January’s job losses were a stark reminder that COVID-19 is still causing harm both physically and economically. The job numbers also highlighted the unevenness with which COVID-19 has struck the Canadian economy.
In particular, employment in lockdown-affected industries such as retail and food services was walloped. Meanwhile, StatsCan noted that “a number of industries with a high proportion of full-time employment,” such as finance, insurance and real estate, have bounced back to their pre-COVID-19 levels of unemployment, and were relatively unscathed in January.
“The report provides further evidence that the second wave of COVID-19 infections is harming the labour market,” Alberta Central chief economist Charles St-Arnaud wrote in a note on Friday’s figures. “Furthermore, it shows that the divergence between sectors is widening, with additional job losses in client-facing sectors, while industries, where working-from-home is possible, are seeing continued gains.”
The number of Canadians who worked at least half their usual hours and worked from home increased by about 700,000 in January, to 5.4 million, StatsCan said.
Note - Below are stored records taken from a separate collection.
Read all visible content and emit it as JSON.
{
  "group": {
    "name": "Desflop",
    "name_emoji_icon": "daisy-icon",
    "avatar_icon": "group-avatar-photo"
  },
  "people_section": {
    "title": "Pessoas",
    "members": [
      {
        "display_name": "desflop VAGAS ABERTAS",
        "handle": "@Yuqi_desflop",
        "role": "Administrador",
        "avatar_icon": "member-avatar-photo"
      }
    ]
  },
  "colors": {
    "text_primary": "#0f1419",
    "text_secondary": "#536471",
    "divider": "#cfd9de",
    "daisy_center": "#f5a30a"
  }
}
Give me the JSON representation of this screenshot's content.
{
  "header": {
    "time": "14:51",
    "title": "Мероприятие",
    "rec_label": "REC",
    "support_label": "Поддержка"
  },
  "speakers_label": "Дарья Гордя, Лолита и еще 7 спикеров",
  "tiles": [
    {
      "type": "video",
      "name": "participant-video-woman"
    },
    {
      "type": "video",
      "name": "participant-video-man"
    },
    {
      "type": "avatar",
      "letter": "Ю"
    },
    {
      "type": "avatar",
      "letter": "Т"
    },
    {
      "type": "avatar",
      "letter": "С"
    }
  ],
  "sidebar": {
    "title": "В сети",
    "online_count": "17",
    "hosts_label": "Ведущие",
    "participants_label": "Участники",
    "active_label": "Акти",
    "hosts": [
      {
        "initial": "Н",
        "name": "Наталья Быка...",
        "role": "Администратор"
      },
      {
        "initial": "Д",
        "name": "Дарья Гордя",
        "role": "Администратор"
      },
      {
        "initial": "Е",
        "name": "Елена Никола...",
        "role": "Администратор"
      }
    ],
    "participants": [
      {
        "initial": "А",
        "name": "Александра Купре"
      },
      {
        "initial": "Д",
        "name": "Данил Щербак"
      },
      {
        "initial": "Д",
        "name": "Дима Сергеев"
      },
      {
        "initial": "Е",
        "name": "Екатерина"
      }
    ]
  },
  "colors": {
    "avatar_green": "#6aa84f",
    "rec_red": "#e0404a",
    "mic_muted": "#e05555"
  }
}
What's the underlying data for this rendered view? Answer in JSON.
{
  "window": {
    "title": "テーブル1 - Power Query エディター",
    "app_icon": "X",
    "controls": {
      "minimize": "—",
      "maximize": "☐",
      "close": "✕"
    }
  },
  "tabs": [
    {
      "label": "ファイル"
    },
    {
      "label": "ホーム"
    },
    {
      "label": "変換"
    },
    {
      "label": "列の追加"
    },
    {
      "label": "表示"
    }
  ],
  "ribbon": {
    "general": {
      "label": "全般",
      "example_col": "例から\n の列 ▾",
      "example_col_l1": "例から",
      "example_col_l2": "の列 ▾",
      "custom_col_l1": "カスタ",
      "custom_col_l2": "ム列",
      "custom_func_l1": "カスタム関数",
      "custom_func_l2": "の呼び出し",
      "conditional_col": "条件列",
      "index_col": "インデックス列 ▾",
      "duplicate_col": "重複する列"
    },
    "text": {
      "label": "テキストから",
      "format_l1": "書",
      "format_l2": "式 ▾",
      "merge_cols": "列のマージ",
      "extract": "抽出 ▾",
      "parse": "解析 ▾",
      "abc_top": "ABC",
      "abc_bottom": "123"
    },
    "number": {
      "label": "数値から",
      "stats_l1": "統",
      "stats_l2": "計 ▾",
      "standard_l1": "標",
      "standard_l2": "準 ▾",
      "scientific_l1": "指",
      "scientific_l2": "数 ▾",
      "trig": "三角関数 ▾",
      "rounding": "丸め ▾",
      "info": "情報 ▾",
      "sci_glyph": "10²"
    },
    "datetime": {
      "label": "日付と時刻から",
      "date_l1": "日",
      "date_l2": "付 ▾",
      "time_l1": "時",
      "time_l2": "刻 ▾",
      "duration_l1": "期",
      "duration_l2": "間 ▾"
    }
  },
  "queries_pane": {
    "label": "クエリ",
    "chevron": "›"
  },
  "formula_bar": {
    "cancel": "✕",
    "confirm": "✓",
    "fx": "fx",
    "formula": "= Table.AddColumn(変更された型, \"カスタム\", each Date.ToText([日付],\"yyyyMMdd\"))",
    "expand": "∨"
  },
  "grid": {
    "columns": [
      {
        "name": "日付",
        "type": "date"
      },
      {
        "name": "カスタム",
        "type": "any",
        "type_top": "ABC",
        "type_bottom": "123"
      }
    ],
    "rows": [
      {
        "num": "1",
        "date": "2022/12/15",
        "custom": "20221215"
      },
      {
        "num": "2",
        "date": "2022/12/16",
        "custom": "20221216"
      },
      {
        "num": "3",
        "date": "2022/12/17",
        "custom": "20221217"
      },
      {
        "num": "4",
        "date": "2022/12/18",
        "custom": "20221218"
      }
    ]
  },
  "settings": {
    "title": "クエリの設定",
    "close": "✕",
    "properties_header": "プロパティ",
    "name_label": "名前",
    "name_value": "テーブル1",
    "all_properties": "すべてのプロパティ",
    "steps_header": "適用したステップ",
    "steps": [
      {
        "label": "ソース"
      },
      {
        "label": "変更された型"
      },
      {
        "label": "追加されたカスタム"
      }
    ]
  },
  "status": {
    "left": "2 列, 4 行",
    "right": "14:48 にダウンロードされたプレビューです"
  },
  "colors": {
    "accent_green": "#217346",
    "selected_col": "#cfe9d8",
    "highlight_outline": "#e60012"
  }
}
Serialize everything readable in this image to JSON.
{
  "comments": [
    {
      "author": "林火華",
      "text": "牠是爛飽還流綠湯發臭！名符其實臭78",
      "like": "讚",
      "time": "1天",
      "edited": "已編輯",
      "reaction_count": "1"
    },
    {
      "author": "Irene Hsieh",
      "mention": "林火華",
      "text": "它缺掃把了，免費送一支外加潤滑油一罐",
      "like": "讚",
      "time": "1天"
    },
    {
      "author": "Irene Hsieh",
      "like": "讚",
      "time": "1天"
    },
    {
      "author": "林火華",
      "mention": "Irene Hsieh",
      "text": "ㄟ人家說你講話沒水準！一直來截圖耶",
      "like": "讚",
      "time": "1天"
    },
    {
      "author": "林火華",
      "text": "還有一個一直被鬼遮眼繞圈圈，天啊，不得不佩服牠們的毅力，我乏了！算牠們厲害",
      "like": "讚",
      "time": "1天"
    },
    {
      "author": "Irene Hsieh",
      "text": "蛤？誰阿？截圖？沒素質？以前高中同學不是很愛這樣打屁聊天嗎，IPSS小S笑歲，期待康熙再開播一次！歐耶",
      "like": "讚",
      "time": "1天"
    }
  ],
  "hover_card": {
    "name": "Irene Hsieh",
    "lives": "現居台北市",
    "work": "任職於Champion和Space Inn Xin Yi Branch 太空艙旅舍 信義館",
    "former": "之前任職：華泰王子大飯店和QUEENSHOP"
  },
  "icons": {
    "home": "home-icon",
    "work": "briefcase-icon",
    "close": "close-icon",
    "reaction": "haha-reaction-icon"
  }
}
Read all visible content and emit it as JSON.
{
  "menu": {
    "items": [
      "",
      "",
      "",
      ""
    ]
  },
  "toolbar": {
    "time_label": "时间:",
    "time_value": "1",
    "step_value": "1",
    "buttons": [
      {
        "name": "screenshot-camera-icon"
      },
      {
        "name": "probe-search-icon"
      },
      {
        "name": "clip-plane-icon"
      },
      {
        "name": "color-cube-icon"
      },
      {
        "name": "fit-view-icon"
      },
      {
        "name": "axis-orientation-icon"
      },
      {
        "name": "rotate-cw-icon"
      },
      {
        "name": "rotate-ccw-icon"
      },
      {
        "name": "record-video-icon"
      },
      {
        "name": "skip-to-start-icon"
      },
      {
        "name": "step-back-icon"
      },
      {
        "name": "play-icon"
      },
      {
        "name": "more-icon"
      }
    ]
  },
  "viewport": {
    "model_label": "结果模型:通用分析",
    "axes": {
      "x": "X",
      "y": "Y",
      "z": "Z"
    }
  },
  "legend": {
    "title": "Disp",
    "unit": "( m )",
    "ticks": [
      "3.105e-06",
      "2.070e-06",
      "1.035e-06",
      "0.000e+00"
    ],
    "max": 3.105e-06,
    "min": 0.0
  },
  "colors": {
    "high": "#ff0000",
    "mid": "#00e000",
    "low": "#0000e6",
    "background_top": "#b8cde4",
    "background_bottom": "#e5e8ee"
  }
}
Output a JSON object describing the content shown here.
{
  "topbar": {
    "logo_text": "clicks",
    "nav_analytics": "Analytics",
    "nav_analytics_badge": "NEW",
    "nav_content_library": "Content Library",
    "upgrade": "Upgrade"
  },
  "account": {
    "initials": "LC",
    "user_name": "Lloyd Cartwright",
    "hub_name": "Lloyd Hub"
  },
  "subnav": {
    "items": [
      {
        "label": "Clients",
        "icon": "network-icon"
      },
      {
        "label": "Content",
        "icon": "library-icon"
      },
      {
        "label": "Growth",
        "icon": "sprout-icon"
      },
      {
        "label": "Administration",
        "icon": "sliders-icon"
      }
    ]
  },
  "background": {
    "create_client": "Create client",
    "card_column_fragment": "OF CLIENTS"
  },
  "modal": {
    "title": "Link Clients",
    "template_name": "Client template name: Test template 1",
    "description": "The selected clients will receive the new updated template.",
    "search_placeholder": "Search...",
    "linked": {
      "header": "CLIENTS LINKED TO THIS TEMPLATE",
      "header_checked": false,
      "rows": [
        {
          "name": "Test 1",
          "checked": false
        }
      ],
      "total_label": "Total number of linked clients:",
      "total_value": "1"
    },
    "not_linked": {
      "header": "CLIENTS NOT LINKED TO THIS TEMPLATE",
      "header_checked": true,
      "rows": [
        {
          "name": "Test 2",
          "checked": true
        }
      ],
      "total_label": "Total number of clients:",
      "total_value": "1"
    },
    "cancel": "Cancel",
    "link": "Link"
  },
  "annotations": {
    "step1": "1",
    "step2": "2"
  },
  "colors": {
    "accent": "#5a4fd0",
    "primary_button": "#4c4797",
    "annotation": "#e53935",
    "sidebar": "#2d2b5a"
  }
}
That number blew past the previous high seen in April of 5.1 million.